The Muslims in Canada’s battle to set up shariah courts to settle domestic disputes is another example of lack of creativity. Within the normative law in Canada, they have huge latitude for Muslims to propose an Islamic contract. These courts are not necessary; all they do is stress the fact that Muslims have specific laws and for the time being this is not how we want to be perceived. We need to show that our way of thinking is universal, that we can live with the law and there is no contradiction.
It’s more useful for Muslims to examine the legal framework they have in Canada, which is one of the most open in the world, and come up with something Islamic that at the same time fits the Canadian reality. The term shariah in itself is laden with negative connotations in the Western mind. There is no need to stress that. We can do more and better without creating this sort of fracture and misunderstanding. The very moment Muslims understand there are no contradictions between being Muslim and being European or American, they will enrich their societies.
Although Lebuis interpreted Ramadan’s comments as pushing for a takeover of the Canadian legal system, the academic was in fact advocating for the opposite, saying that Canadian Muslims could use the existing court system rather than settling disputes in separate Sharia courts. But neither man’s comments were sensational enough for BareNakedIslam, which apparently made up a quote that fit their purposes.

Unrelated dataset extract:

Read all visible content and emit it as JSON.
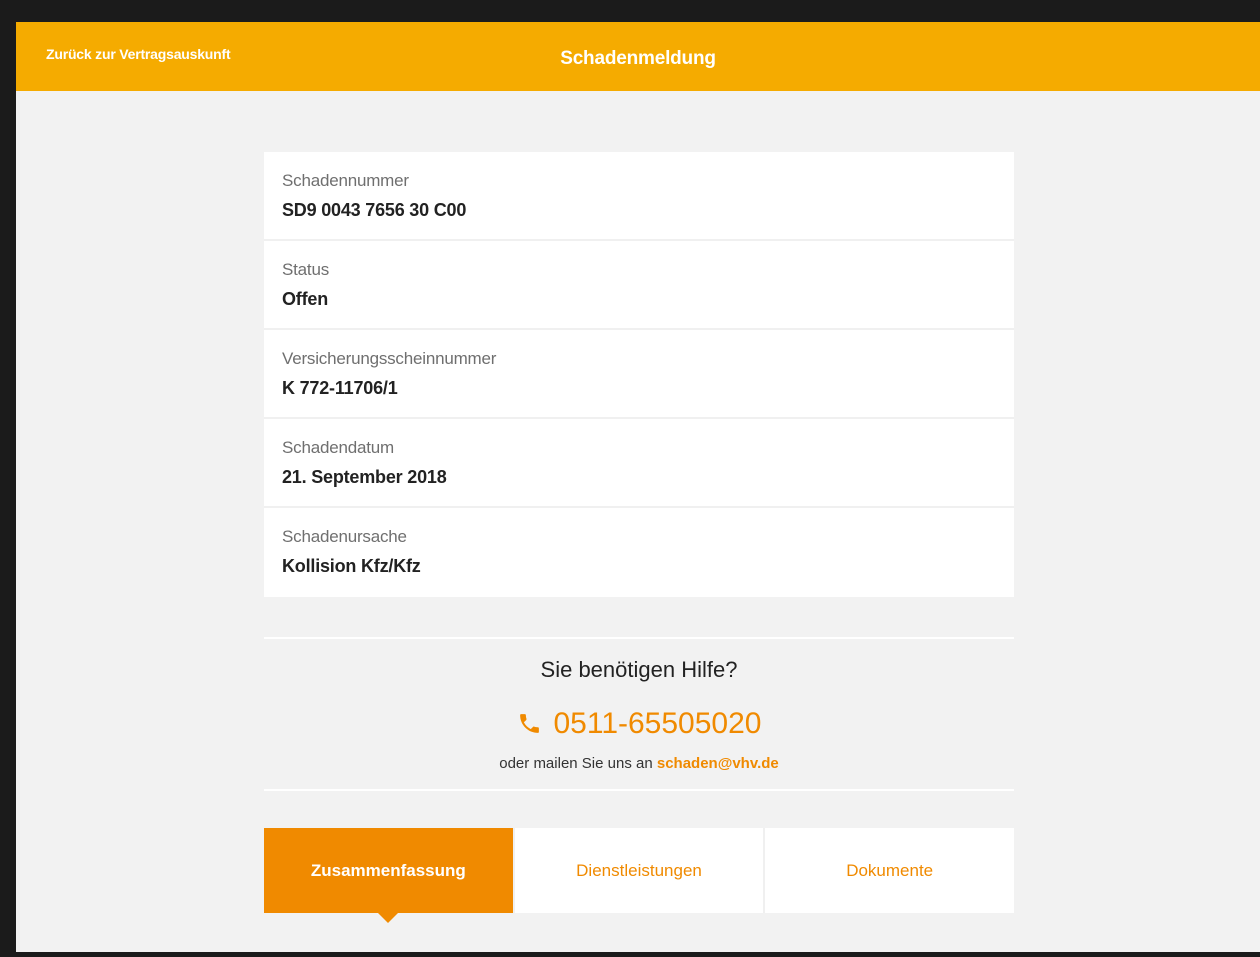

As the fake quote and stories about the allegations against Ramadan swept far-right sites such as GellerReport.com and “Creeping Sharia,” some observers have raised questions about what it means for Muslim women when misogyny and racism collide. Muslim women have been speaking out in their own version of the MeToo movement using the hashtag #MosqueMeToo, telling their stories of assault and abuse within the religious community.
Author and activist Mona Eltahawy pointed out in a November 2017 op-ed that the eagerness of Islamophobes to paint Muslim men as predators puts Muslim women in a difficult position when they come forward with accusations of sexual assault. Ayesha Chaudhry, associate professor of Islamic studies and gender studies at the University of British Columbia, discussed that double bind in phone interview with us, saying “When people are violated and are victims of assault, they can’t be expected solve systemic inequality at the same time.”
Chaudhry said the Ramadan case brought to mind a motif common in stories about crimes committed by Muslim men in the Western media, and noted that once the trial starts, various forms of rarely-discussed societal oppression will play out in public:
[University of California, Los Angeles women’s studies professor] Sherene Razack makes the argument of this triangle we find ourselves caught in when we talk about Muslims. There’s the dangerous Muslim man, the imperiled woman and the civilizing European, and you just see this in the Tariq Ramadan case so clearly.
The context of this is interesting – there is such strong Islamophobia and racism not just in Europe, but in France in particular. We’re going to be seeing Islamophobia and racism pitted against misogyny. The courts are notorious for not prosecuting sexual assault, and for handing down light sentences when they do. They’re also notorious for over-punishing minorities — brown, black and Muslim men. All these things are at play at the same time in this story.